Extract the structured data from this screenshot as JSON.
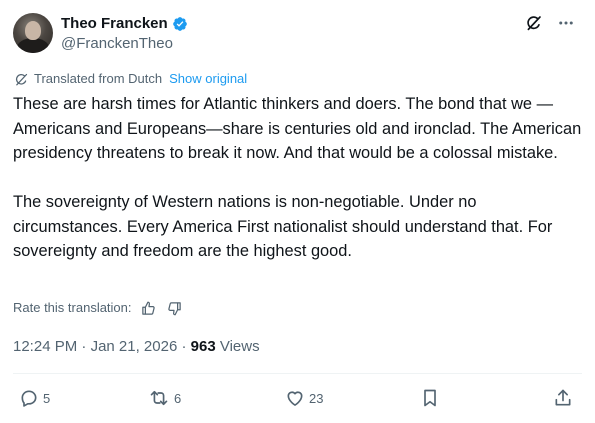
{
  "author": {
    "display_name": "Theo Francken",
    "handle": "@FranckenTheo",
    "verified": true
  },
  "translation": {
    "label": "Translated from Dutch",
    "show_original": "Show original"
  },
  "tweet": {
    "paragraphs": [
      "These are harsh times for Atlantic thinkers and doers. The bond that we —Americans and Europeans—share is centuries old and ironclad. The American presidency threatens to break it now. And that would be a colossal mistake.",
      "The sovereignty of Western nations is non-negotiable. Under no circumstances. Every America First nationalist should understand that. For sovereignty and freedom are the highest good."
    ]
  },
  "rating": {
    "label": "Rate this translation:"
  },
  "meta": {
    "time": "12:24 PM",
    "separator": "·",
    "date": "Jan 21, 2026",
    "views_count": "963",
    "views_label": "Views"
  },
  "actions": {
    "replies": "5",
    "reposts": "6",
    "likes": "23"
  },
  "colors": {
    "accent": "#1d9bf0",
    "text_primary": "#0f1419",
    "text_secondary": "#536471",
    "divider": "#eff3f4"
  },
  "icons": {
    "verified": "verified-badge-icon",
    "grok": "grok-icon",
    "more": "more-icon",
    "translate": "translate-icon",
    "thumbs_up": "thumbs-up-icon",
    "thumbs_down": "thumbs-down-icon",
    "reply": "reply-icon",
    "repost": "repost-icon",
    "like": "like-icon",
    "bookmark": "bookmark-icon",
    "share": "share-icon"
  }
}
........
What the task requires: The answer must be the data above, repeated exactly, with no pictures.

Written reply:
Extract the structured data from this screenshot as JSON.
{
  "author": {
    "display_name": "Theo Francken",
    "handle": "@FranckenTheo",
    "verified": true
  },
  "translation": {
    "label": "Translated from Dutch",
    "show_original": "Show original"
  },
  "tweet": {
    "paragraphs": [
      "These are harsh times for Atlantic thinkers and doers. The bond that we —Americans and Europeans—share is centuries old and ironclad. The American presidency threatens to break it now. And that would be a colossal mistake.",
      "The sovereignty of Western nations is non-negotiable. Under no circumstances. Every America First nationalist should understand that. For sovereignty and freedom are the highest good."
    ]
  },
  "rating": {
    "label": "Rate this translation:"
  },
  "meta": {
    "time": "12:24 PM",
    "separator": "·",
    "date": "Jan 21, 2026",
    "views_count": "963",
    "views_label": "Views"
  },
  "actions": {
    "replies": "5",
    "reposts": "6",
    "likes": "23"
  },
  "colors": {
    "accent": "#1d9bf0",
    "text_primary": "#0f1419",
    "text_secondary": "#536471",
    "divider": "#eff3f4"
  },
  "icons": {
    "verified": "verified-badge-icon",
    "grok": "grok-icon",
    "more": "more-icon",
    "translate": "translate-icon",
    "thumbs_up": "thumbs-up-icon",
    "thumbs_down": "thumbs-down-icon",
    "reply": "reply-icon",
    "repost": "repost-icon",
    "like": "like-icon",
    "bookmark": "bookmark-icon",
    "share": "share-icon"
  }
}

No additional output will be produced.